Formula 1 last raced in Madrid back in 1981 when Gilles Villeneuve won the Spanish Grand Prix for Ferrari at Jarama.
Since then, the Spanish Grand Prix has been held at Jerez and Barcelona, while the European GP was staged on a street circuit in Valencia between 2008 and 2012.
Motorsport.com report that 60 hectares of land, made up of old quarries, has been purchased by the developers for the project.
“The speed circuit would be 4.5 kilometres long, with a finish line of 650 metres, six curves to the right and seven to the left and a maximum width of 20 metres (14 on the finish straight),” the report reads.
“The initial design includes a first wide curve to the right, with access from pits to the inside; a first sector with several fast S’s and direction and slope changes; a second sector with some heavy braking and a parabolic; it will also include a five-vertex curve from which cars will come out at more than 200km/h and an 850-metre finish straight.”
Speaking to Motorsport.com, Angel Sánchez, mayor of Morata de Tajuña, said: “Five years ago, the promoters contacted us because they were looking for terrain to build a speedway. We saw it was an interesting project which can energise the economy of the area.
“The Sports Council of the Community of Madrid and the Spanish motor racing and motorcycling federations are supporting the project.”
The circuit would be ready for use in three years’ time under the plans, with the hope of Formula 1 and MotoGP visiting within five years.
“From the beginning, we tried to check these were not people who were coming here to speculate with the land,” added Sánchez.
“In fact, the clause of the sale of the land included that it was for the intended use and that in five years, after obtaining the licence, everything has to be finished. If in 10 years they stop pursuing it, the land would revert to the town council. We wanted a project for the town.”
Manuel Aviñó, president of the Royal Spanish Motorsport Federation, added: “It is a project we are very excited about. I think it’s great for the world of motorsport.
“Spain is a leading country in terms of motorsport infrastructure and the possibility of a circuit like this one will highlight even more the Spanish brand in a city as legendary as Madrid.

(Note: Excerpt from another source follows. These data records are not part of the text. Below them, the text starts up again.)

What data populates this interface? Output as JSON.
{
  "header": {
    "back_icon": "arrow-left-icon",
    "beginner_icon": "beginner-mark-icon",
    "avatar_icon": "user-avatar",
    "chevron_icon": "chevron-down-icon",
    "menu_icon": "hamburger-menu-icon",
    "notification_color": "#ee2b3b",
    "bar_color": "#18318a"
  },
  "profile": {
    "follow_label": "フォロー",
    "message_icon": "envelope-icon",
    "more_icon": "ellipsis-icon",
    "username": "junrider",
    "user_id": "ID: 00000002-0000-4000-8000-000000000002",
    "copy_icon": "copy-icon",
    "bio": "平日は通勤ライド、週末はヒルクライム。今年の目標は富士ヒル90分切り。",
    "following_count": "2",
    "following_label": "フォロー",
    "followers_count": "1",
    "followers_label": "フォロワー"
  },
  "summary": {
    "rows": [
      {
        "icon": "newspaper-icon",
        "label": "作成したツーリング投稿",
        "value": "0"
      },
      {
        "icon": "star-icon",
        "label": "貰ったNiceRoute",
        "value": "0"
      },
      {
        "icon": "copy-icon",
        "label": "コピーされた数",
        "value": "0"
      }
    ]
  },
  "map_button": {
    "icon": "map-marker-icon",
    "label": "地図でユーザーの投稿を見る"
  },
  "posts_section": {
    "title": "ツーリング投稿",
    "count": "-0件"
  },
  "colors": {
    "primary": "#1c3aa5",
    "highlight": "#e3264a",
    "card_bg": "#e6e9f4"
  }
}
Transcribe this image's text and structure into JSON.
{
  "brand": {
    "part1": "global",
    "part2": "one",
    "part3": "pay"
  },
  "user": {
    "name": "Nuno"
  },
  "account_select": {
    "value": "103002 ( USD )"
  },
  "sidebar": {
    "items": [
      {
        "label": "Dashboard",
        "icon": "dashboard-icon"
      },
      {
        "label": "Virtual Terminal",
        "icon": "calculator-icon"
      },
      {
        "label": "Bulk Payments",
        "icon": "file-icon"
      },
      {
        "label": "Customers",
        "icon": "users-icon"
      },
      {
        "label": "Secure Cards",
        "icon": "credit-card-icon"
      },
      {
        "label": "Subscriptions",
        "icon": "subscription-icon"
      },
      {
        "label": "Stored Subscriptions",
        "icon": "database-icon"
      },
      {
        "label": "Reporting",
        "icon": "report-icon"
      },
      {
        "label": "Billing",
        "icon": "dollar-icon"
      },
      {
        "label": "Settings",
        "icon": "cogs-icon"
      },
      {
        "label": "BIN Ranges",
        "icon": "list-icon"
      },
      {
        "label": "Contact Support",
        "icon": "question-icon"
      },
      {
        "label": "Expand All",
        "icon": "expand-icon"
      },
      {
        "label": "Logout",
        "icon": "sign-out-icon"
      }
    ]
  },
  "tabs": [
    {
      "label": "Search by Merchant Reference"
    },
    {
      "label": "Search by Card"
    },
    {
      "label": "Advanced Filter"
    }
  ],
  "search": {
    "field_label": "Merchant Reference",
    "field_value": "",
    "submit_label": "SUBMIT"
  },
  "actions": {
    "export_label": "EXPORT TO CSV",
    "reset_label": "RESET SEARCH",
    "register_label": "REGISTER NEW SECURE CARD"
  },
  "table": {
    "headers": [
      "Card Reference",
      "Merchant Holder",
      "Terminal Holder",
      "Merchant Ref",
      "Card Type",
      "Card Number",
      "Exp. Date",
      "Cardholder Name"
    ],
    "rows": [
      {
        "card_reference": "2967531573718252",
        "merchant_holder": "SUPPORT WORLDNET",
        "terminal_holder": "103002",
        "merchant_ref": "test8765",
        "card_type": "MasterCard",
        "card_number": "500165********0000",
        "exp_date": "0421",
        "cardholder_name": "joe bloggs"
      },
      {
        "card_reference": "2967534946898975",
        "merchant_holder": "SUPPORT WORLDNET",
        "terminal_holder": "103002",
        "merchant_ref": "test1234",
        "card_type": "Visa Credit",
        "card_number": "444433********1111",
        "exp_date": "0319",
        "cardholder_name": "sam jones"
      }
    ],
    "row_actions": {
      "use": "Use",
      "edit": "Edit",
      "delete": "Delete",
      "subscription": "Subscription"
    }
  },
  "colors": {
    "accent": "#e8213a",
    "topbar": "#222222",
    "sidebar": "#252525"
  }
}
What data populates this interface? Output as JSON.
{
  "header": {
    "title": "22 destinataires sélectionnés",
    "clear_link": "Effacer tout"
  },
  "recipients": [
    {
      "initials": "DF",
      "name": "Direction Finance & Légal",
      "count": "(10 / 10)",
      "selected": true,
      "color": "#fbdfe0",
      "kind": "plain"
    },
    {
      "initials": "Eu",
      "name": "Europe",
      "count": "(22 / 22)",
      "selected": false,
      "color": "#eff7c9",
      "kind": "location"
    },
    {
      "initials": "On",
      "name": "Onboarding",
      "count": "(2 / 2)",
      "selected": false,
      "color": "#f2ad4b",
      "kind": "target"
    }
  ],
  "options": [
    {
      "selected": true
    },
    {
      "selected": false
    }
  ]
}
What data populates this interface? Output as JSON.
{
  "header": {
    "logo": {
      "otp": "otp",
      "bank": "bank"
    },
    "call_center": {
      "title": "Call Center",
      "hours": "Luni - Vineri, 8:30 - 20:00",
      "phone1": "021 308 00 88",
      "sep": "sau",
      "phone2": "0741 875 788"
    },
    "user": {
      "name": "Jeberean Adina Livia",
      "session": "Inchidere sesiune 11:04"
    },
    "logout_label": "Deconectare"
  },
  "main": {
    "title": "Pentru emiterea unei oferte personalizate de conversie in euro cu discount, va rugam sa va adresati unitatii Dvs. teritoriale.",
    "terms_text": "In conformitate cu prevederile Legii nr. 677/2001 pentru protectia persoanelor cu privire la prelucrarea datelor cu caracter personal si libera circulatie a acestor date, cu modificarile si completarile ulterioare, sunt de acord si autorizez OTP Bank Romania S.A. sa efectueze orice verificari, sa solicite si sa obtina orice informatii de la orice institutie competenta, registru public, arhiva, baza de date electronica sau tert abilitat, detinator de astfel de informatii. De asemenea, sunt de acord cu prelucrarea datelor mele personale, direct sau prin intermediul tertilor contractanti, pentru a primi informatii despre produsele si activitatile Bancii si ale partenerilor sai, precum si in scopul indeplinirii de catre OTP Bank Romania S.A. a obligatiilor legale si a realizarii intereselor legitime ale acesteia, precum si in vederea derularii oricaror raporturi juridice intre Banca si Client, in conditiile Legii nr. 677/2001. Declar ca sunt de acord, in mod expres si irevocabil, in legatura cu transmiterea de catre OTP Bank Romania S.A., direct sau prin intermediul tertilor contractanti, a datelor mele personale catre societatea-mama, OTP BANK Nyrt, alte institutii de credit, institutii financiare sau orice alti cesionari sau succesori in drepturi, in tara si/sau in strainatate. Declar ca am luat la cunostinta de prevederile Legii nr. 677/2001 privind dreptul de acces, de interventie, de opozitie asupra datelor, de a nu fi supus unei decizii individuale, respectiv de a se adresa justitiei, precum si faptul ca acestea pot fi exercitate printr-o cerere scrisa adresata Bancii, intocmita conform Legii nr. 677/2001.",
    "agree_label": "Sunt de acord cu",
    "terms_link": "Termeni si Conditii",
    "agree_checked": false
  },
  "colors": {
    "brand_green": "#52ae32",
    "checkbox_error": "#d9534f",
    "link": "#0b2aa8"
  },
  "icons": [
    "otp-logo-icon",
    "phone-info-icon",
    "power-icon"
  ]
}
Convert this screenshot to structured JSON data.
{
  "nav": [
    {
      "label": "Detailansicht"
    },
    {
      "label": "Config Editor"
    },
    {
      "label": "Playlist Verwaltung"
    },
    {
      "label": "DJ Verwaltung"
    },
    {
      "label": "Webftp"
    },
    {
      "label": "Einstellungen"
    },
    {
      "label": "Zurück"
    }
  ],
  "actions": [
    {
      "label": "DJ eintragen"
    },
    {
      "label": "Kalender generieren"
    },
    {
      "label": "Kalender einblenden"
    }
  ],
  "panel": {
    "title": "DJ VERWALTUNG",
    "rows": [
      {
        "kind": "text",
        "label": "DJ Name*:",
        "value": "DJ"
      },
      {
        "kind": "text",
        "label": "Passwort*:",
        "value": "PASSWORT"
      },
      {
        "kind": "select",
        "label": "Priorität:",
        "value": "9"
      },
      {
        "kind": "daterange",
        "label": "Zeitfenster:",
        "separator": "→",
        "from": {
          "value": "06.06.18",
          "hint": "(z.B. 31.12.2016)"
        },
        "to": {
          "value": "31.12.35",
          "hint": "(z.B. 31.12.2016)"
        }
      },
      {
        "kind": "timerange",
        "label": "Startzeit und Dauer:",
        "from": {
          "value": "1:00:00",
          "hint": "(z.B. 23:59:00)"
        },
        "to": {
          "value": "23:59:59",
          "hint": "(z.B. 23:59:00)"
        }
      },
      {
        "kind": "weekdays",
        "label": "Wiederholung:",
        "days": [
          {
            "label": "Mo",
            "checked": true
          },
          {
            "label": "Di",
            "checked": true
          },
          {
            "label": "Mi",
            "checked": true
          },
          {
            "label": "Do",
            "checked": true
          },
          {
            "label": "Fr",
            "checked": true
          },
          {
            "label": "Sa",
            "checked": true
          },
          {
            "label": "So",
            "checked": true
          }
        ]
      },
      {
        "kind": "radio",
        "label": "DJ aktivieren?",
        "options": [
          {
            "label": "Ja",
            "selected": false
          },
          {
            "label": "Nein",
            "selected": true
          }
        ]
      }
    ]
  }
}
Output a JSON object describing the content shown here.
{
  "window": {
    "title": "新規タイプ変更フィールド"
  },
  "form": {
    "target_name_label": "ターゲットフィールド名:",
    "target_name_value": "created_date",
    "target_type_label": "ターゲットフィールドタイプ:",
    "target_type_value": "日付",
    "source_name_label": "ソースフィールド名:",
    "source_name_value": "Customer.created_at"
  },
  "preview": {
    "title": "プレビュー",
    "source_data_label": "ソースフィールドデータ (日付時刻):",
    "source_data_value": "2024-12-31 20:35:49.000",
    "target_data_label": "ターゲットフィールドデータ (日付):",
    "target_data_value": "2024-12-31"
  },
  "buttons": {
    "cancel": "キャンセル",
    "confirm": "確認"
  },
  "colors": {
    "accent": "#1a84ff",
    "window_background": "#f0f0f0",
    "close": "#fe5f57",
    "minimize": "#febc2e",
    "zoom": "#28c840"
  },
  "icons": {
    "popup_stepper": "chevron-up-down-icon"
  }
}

“We must be excited and hopeful that this project will go ahead, because it will be of great help to motorsport in its different championships. From here, we will be at the disposal of the organisation that is taking it forward and hopefully in the not-too-distant future we will see it built.
“I’m sure there will be local and international interest because it will be interesting for teams and individuals. It will be very interesting to present a second bid in the Madrid region.”